YOUR ASSIGNMENT: Where a line holds the word "channel", copy it from the records.

ENTRIES SUPPLIED:
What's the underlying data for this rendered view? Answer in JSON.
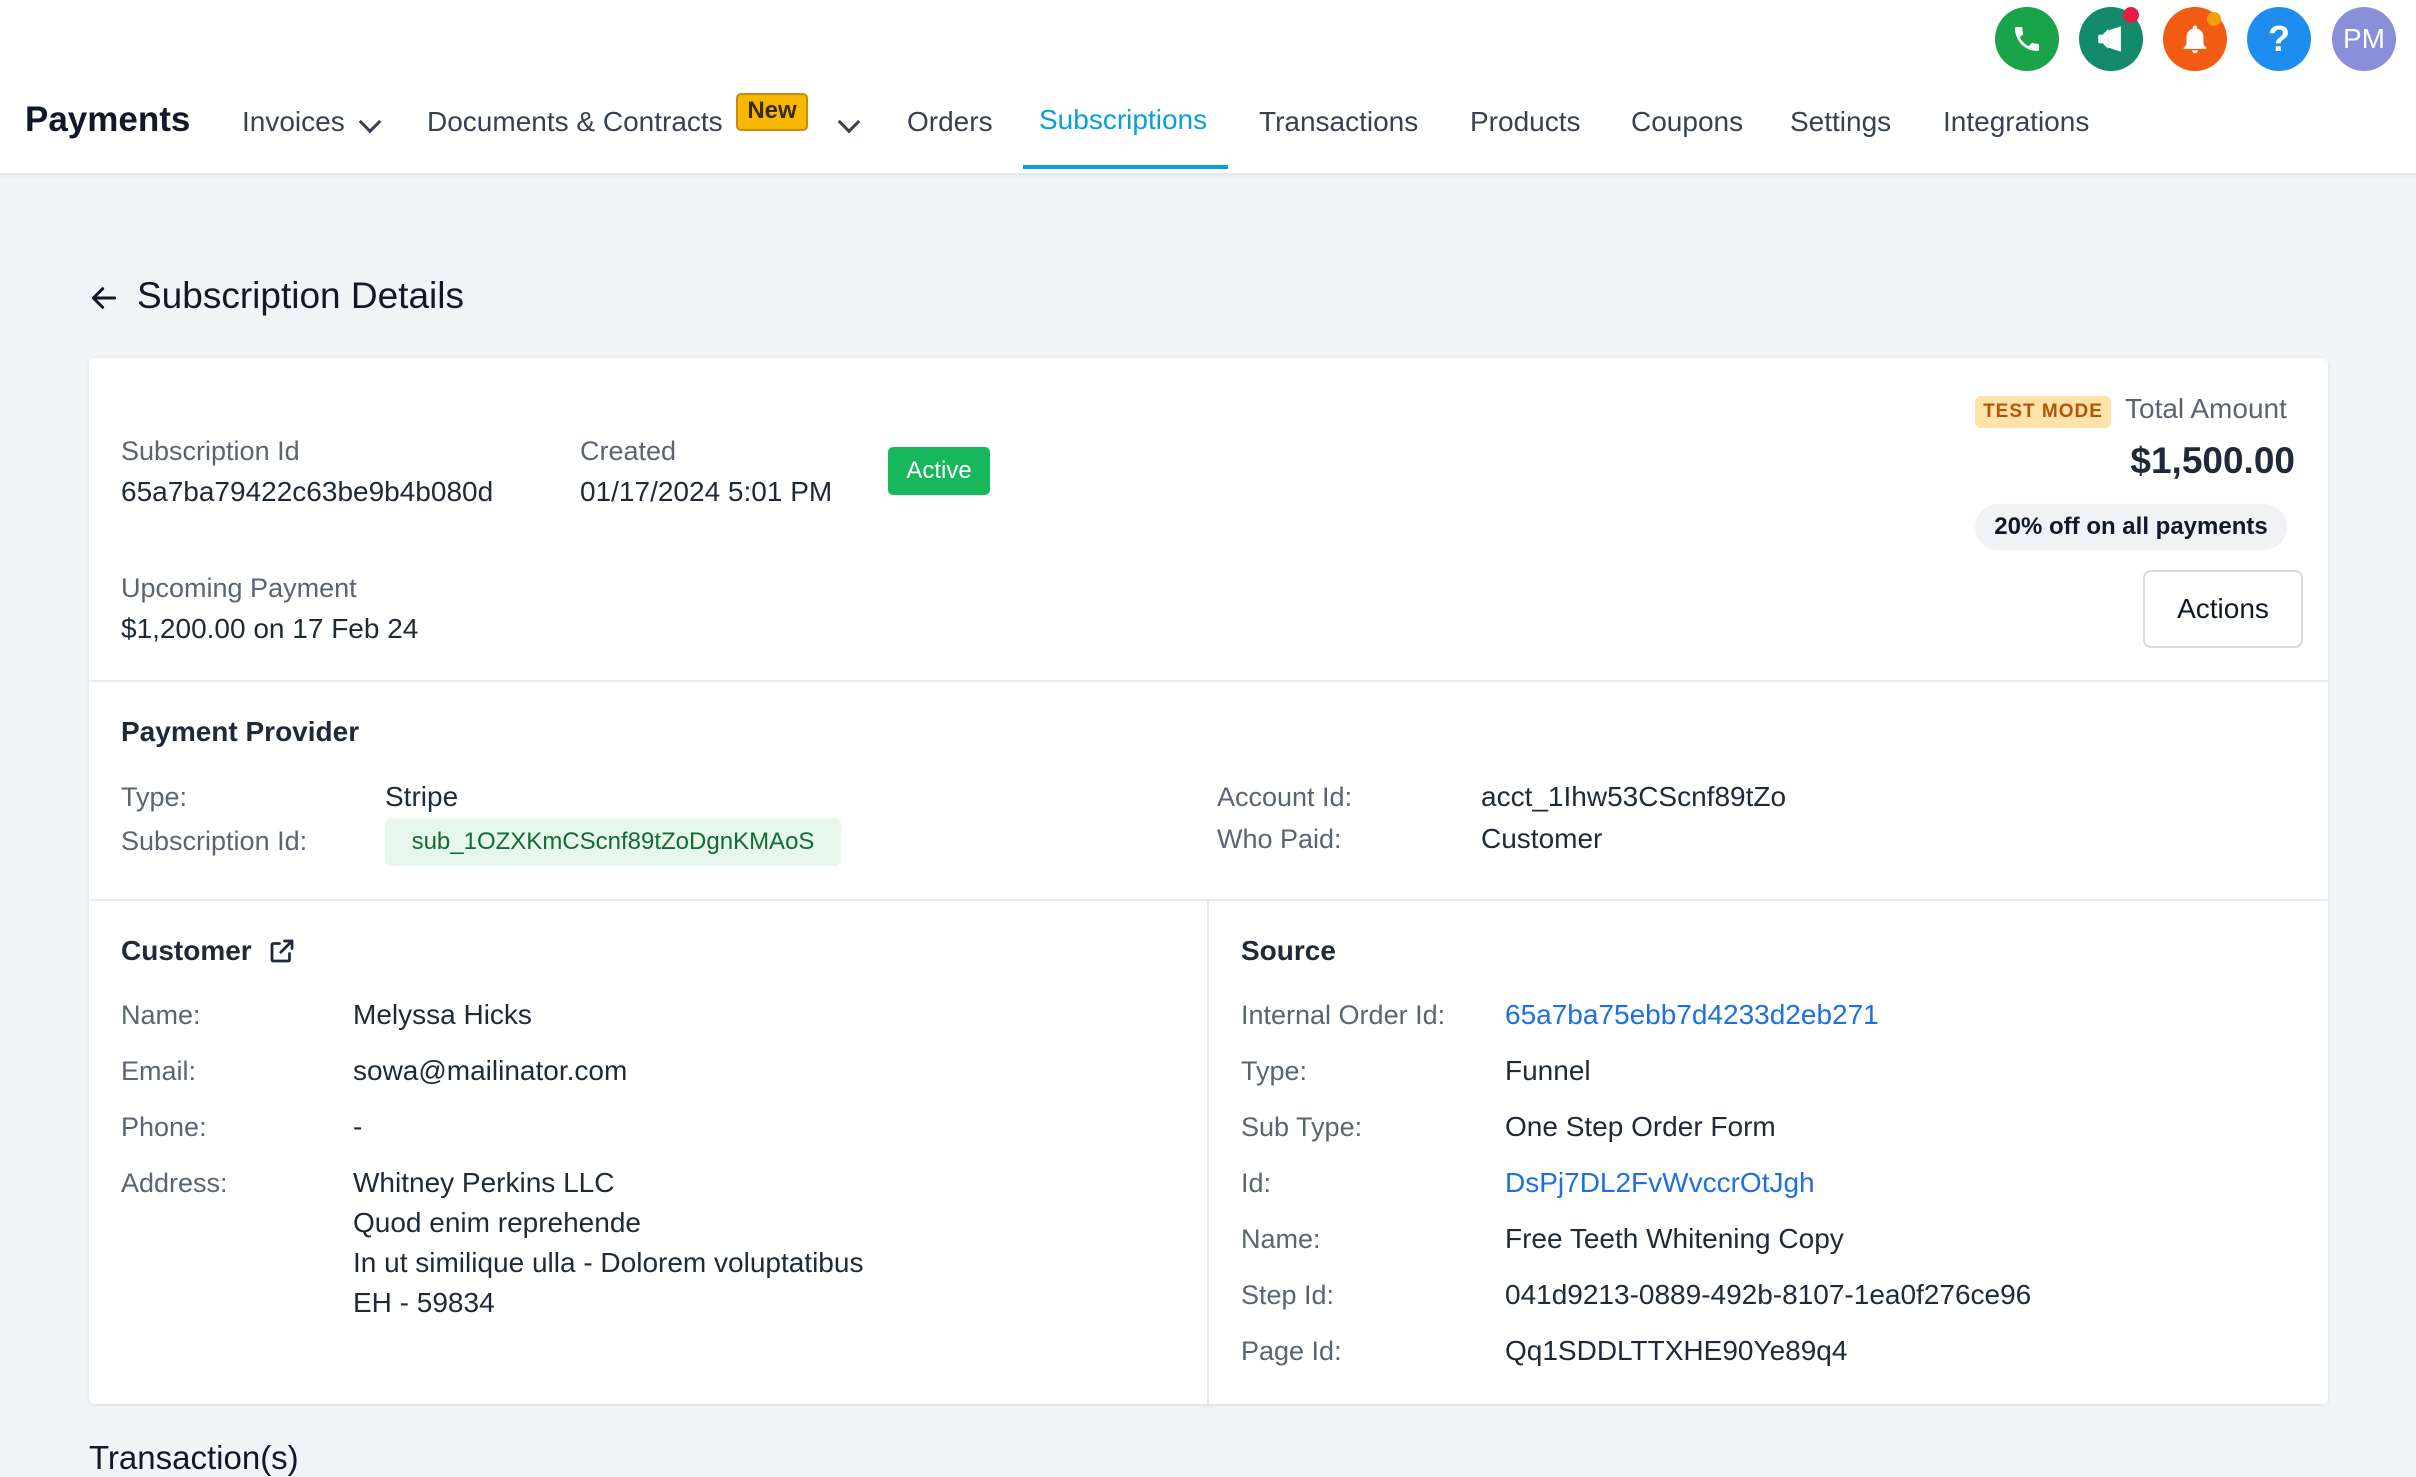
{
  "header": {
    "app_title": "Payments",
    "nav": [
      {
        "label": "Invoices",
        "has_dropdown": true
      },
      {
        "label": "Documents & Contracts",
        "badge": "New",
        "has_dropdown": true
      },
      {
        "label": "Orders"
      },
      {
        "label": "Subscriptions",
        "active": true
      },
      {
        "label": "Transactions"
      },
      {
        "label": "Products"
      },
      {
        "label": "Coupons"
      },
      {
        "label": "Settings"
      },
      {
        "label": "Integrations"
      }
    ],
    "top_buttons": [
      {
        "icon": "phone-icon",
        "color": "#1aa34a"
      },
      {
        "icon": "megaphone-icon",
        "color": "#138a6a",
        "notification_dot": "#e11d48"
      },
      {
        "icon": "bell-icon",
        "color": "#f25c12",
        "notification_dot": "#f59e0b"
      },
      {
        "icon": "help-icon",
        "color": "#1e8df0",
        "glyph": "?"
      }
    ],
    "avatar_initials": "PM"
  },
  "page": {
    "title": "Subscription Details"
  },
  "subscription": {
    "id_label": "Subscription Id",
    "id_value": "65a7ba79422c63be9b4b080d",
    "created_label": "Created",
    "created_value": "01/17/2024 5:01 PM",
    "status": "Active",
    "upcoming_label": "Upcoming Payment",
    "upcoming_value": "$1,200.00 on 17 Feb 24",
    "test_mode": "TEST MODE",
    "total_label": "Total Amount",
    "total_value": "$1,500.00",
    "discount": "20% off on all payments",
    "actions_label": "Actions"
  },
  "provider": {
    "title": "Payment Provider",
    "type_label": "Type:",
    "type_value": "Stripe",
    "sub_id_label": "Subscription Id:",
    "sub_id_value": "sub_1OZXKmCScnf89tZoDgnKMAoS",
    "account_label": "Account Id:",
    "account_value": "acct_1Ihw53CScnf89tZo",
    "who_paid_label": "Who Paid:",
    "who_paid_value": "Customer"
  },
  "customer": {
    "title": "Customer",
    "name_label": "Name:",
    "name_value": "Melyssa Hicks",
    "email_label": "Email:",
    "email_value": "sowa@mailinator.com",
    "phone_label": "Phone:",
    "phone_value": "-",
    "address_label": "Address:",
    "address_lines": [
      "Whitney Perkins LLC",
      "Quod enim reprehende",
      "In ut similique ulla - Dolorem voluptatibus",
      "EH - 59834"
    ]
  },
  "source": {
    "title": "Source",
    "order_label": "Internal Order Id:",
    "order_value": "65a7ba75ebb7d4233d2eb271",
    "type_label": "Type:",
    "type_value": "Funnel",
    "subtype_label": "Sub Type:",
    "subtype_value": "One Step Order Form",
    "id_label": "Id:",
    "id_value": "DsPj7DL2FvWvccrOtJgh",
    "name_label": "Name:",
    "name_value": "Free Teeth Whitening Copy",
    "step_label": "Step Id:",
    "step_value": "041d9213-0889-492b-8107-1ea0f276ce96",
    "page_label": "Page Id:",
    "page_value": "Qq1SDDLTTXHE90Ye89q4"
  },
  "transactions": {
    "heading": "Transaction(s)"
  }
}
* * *
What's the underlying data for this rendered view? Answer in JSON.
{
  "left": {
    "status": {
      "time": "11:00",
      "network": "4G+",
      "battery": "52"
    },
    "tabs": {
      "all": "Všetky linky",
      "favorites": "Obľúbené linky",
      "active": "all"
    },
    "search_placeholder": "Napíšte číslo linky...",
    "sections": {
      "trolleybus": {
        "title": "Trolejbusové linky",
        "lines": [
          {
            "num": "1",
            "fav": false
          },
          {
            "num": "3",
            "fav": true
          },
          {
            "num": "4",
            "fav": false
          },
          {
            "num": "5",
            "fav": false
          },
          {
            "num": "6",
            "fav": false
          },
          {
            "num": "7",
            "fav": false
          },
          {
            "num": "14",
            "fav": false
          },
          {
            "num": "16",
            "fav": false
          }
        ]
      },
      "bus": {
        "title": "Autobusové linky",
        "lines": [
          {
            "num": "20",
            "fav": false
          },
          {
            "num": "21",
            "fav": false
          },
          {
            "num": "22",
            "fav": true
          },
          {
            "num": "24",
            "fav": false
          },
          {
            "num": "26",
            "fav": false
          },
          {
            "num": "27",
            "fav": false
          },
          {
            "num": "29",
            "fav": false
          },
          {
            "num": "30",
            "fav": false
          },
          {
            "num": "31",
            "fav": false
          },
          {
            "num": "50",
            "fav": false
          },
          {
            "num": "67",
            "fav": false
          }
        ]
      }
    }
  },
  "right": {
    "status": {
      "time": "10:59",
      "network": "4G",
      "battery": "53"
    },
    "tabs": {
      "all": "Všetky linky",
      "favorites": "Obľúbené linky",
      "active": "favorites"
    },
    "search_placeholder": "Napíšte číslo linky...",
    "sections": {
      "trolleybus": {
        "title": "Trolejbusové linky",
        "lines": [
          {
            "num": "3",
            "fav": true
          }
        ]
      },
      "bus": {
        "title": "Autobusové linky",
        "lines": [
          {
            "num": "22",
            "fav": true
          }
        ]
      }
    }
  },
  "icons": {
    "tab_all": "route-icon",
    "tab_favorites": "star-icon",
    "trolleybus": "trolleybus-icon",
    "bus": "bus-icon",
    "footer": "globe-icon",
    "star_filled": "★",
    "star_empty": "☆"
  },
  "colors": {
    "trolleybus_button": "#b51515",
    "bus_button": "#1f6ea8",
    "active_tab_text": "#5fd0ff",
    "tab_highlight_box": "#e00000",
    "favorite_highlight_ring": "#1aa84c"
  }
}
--
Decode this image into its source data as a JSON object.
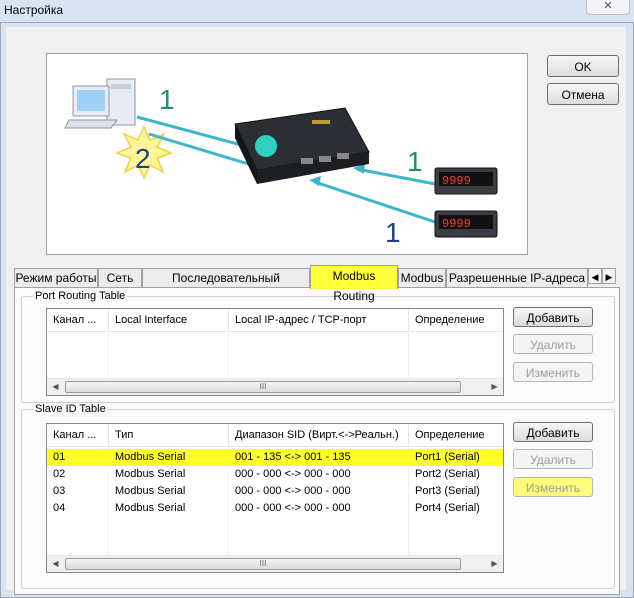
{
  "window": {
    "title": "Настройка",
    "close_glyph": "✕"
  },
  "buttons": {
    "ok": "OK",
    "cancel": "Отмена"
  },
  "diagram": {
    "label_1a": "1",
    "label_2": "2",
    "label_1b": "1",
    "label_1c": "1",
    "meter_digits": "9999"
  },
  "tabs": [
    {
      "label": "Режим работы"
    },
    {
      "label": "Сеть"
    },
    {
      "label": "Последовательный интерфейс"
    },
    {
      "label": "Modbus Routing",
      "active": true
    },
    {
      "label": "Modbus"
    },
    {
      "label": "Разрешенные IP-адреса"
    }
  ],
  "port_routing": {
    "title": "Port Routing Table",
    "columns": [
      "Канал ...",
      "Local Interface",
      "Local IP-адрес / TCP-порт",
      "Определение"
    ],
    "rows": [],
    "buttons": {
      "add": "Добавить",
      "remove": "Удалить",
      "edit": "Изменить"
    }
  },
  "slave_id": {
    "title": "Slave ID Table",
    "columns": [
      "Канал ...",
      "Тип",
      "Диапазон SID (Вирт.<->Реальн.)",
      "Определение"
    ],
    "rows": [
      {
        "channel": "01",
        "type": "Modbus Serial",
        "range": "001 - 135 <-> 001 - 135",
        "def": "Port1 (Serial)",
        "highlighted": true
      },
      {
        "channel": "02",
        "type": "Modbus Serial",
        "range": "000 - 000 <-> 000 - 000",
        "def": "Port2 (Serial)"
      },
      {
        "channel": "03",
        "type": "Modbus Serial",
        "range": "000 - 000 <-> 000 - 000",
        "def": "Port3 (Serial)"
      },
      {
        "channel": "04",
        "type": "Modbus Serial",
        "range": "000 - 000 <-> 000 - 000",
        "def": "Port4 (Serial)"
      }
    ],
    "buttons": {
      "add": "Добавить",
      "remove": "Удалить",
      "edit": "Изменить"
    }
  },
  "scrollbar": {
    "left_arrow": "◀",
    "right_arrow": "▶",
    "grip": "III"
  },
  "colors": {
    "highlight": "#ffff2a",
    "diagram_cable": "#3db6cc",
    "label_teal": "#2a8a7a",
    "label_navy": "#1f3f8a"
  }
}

ANSWER BOX:
        "channel": "01",
        "channel": "02",
        "channel": "03",
        "channel": "04",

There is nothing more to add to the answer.